For example, some states can require children to attend public school to have access to special education services and do not provide any special education resources to homeschooled students. Other states will provide Individualized Education Plans (IEPs) to children who are either homeschooled or attend a private school.
Any parent who considers homeschooling should research the homeschooling laws in their state, especially if their student has special needs. However, even families who are unable to receive these resources for their students with special needs can successfully homeschool.
Benefits of Homeschooling Students with Special Needs
Like every other aspect of parenting, there are pros and cons to homeschooling, and what works for one family may not work for the other. Homeschooling can offer many benefits to students with special needs. First, plenty of private services are available, such as occupational therapists or speech pathologists. This means that parents can still get their students the professional help available at public schools, but the help will be even more personalized. Parents also need to communicate with educators about their child’s education constantly; therefore, homeschooling would take away the teachers as the middlemen.
Bullying is a problem that many children with special needs encounter. Homeschooling allows theses students to avoid the threat of bullies and learn in the safety of their own homes.
Parents have the flexibility to try different homeschooling methods to find what works best for the students. These methods can be tailored to the child’s preferences and interests, as well. Homeschooling families can implement a schedule that works for them with a balance of structure and flexibility that they feel comfortable with. Overall, many students feel more comfortable, can focus better, and are less distracted when receiving a homeschool education.
Downsides of Homeschooling Students with Special Needs
Despite all these benefits, homeschooling is difficult, especially when your student has special needs. It requires a level of patience that most people can only dream of mastering. Homeschooling also requires consistency and commitment to the child’s education. Socializing also becomes difficult because of the limited access to clubs and sports. However, many homeschooling groups offer these same extracurriculars.
At public schools, the resources and help that a student with special needs is free. Getting professional help as well as investing in homeschooling tools and resources adds up to be costly. Lastly, depending on the state’s homeschooling laws, parents may need to take meticulous records.
How to Decide If Homeschooling Is Right for Your Child
There are plenty of resources available for parents looking to start homeschool, whether their child has special needs or not. For one, public resources may still be available to homeschooled students with special needs. A variety of homeschooling curriculum programs are also available for purchase online.
Many families have been successful in homeschooling, and it is being seen as a viable education alternative to a traditional classroom more and more. For some parents, it can be even more stressful to send your child to school because of the worry that ensues around academics, bullies, and more. If you are considering homeschool for your child, deciding whether it is the best option for your family is the hardest part.
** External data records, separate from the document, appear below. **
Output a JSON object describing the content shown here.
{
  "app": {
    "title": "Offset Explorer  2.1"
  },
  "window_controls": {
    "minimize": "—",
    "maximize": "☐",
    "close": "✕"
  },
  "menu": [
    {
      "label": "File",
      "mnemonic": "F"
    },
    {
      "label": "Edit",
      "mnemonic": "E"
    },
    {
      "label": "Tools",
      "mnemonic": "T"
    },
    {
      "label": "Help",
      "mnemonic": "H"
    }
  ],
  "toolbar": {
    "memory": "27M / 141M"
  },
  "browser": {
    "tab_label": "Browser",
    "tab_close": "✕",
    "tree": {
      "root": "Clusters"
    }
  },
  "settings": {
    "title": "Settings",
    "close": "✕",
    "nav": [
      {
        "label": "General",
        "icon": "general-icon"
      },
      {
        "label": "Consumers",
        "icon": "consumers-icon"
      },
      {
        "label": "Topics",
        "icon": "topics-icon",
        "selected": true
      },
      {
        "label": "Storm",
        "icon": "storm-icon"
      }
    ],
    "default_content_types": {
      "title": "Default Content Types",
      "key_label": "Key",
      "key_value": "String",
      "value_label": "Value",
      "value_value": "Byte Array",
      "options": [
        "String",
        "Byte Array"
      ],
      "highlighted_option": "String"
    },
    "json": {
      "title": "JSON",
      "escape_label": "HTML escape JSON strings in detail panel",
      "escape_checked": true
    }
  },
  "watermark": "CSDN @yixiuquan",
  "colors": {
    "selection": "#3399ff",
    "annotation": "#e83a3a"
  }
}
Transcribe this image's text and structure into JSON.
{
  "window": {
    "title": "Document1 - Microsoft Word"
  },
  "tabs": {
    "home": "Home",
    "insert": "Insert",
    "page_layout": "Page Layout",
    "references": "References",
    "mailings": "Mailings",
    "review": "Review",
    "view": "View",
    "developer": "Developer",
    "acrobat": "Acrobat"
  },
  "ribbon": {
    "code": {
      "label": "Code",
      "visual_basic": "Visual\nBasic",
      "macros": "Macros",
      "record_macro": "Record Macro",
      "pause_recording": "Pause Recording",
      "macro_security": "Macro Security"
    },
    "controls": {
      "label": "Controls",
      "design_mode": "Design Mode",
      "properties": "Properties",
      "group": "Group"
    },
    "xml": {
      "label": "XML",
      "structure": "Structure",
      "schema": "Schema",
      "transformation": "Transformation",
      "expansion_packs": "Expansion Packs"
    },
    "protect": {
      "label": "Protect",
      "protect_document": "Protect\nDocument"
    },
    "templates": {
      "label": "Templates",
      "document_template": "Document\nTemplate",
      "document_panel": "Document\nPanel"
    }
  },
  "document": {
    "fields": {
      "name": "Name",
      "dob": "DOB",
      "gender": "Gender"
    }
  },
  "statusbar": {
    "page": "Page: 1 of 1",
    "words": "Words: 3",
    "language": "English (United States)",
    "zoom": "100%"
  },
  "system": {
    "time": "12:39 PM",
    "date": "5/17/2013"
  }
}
Doing as much research as possible will make you more confident in your final decision. Surrounding yourself with a homeschooling community will ensure the best outcome for your child if you do determine homeschool is the best option.
Homeschooling mom – 30 years and counting
Movie reviewer/Travel blogger